+++ Source data

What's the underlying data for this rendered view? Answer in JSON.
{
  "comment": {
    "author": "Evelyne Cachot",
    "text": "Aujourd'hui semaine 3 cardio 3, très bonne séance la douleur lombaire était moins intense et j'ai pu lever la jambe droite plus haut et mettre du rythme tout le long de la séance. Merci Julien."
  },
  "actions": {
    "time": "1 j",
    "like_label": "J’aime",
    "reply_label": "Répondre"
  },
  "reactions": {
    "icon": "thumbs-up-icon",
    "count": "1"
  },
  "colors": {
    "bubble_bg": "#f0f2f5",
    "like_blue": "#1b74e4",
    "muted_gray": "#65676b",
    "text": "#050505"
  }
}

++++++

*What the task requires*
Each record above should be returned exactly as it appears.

*Answer below*
What's the underlying data for this rendered view? Answer in JSON.
{
  "comment": {
    "author": "Evelyne Cachot",
    "text": "Aujourd'hui semaine 3 cardio 3, très bonne séance la douleur lombaire était moins intense et j'ai pu lever la jambe droite plus haut et mettre du rythme tout le long de la séance. Merci Julien."
  },
  "actions": {
    "time": "1 j",
    "like_label": "J’aime",
    "reply_label": "Répondre"
  },
  "reactions": {
    "icon": "thumbs-up-icon",
    "count": "1"
  },
  "colors": {
    "bubble_bg": "#f0f2f5",
    "like_blue": "#1b74e4",
    "muted_gray": "#65676b",
    "text": "#050505"
  }
}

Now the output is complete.